Various farms across a large swathe of agricultural land. The sky is bright but cloudy and the flora is green.
Examples of farming and tea cultivation in Nandi County

Thankfully, in March significant fieldwork was undertaken before international lockdown due to the COVID-19 pandemic. The first component of the project was commenced with Sophia Dowell’s aligned NERC DTP ARIES PhD (BGS-UoE-Plymouth Uni) project to set-up field experiments for the determination of soil erosion rates and losses of micronutrients/fertility in soil available for crop nutrient composition (yield, nutritional value) over the next few years. Fortunately, the BGS labs were reopened in May subject to careful COVID-19 considerations. This enabled progress on geochemistry analyses, including method development to speed up analyses to define erosion rates – plutonium isotope ratios at 20-30 analyses per day versus using Pb-210 activity at one sample per day. Whilst international travel was curtailed for all partners through the middle of 2020, we have leveraged communication technology to refine field planning and data processing to deliver impactful data tools. One example includes a soil erosion model for the Winam Gulf catchment by Olivier Humphrey which has helped to frame and refine fieldwork planning, as well as deliver a practical tool for communicating the need to mitigate for soil erosion on land and subsequent input to the lake environment. 

Soil Erosion Risk Map

In addition, training and planning between partners was undertaken virtually through the middle of 2020. Two Kenyan MSc students (Melvine Otieno and Job Isaboke were taken on by the project in April as research trainees to provide data/data handling skills for their MSc projects and forward planning for fieldwork starting November to March 2021, to capture data and keep on track for the source apportionment modelling of the project. National restrictions for travel within Kenya were eased in the second half of 2020, allowing us to plan for Kenyan-led fieldwork, albeit with careful assessment of the risks of fieldwork, coupled with COVID-19 considerations for the field team and members of the community. 

The third component of the project, to determine the consequences for land-to-lake transfers on the important fisheries industry in the Winam Gulf catchment, has been restricted owing to the difficulty in operating the KMFRI research vessel with appropriate social distancing. We will return to the fieldwork on this component later in 2021 to catch-up in earnest. However, Andy Marriott (BGS) has made progress with Chris Aura (KMFRI) on the presentation of existing data from the BGS-ODA project to assist in the planning and advisory capacity to the development of aquaculture, which had a follow-up stakeholder meeting just before Christmas to consult on the co-design of data presentation and usage. 

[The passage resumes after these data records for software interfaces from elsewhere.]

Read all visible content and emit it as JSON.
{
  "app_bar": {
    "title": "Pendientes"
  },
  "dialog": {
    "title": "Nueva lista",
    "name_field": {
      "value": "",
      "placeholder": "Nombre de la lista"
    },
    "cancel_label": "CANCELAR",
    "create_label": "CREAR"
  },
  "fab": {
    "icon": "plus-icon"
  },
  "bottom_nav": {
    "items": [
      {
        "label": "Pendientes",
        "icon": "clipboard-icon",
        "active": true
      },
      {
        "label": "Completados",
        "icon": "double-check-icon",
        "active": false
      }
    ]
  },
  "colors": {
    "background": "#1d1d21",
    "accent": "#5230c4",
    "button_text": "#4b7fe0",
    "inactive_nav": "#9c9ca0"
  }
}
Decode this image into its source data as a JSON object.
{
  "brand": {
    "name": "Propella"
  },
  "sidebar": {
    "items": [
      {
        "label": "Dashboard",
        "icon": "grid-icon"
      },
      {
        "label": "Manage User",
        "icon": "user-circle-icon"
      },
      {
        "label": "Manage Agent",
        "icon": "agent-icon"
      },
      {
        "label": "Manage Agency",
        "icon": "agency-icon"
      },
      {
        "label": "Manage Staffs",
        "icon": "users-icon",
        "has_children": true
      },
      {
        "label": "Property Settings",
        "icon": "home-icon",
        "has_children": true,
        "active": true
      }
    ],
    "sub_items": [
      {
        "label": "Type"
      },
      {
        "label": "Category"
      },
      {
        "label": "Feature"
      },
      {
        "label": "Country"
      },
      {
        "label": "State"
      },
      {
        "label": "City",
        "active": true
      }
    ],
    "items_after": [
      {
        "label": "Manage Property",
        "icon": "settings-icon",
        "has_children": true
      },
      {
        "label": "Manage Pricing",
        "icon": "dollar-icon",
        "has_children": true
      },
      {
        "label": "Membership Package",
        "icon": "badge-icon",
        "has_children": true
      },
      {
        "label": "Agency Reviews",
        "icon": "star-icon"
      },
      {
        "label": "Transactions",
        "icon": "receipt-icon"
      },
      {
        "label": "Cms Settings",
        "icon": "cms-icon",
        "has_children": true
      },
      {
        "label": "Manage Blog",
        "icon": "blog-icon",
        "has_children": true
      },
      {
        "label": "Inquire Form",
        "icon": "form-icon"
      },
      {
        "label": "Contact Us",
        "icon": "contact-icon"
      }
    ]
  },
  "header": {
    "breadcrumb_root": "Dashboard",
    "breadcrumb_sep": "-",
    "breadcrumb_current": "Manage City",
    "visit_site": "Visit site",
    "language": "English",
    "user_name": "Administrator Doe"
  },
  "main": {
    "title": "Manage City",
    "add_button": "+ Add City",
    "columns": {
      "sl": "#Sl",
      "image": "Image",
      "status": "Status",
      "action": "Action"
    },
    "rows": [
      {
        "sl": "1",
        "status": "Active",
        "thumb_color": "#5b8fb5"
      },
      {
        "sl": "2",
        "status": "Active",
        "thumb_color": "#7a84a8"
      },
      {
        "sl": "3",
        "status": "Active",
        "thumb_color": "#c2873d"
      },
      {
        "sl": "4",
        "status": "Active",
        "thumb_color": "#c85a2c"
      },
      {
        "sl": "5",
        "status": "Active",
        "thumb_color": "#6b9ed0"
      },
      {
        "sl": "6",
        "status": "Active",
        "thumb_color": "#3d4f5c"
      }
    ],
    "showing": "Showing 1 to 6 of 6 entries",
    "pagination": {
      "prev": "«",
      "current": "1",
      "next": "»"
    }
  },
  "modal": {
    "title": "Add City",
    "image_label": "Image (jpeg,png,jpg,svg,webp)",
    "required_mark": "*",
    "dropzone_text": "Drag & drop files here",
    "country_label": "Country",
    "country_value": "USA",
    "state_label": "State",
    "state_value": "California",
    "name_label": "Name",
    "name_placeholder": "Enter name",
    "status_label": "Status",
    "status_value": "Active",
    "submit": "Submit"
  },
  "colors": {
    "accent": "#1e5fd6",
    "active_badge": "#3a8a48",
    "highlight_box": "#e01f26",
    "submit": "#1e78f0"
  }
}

Melvine stands in front of some of Nandi County's slopes, holding her fingers in the peace sign
Melvine Otieno in Nandi County

Whilst the COVID-19 crisis has immensely inhibited physical contacts between the partners, it has ironically enhanced opportunities for communications via Zoom/WhatsApp and increased focus on data dissemination for practicable outcomes. It has forced the speeding up of training and transfer of responsibility for undertaking fieldwork and in-country activities, which will be hugely beneficial to the capacity strengthening goals of our partnership. All being said, as a team, we look forward to Kenyan visits to the UK once again and for those of us in the UK to experience the warmth of working alongside our colleagues in Kenya in the hopefully not too distant future. 


A view of the slopes, with a tree in the foreground. The leaves are green and the sky is blue but somewhat cloudy.
Steep slopes, experiencing land clearing, Nandi County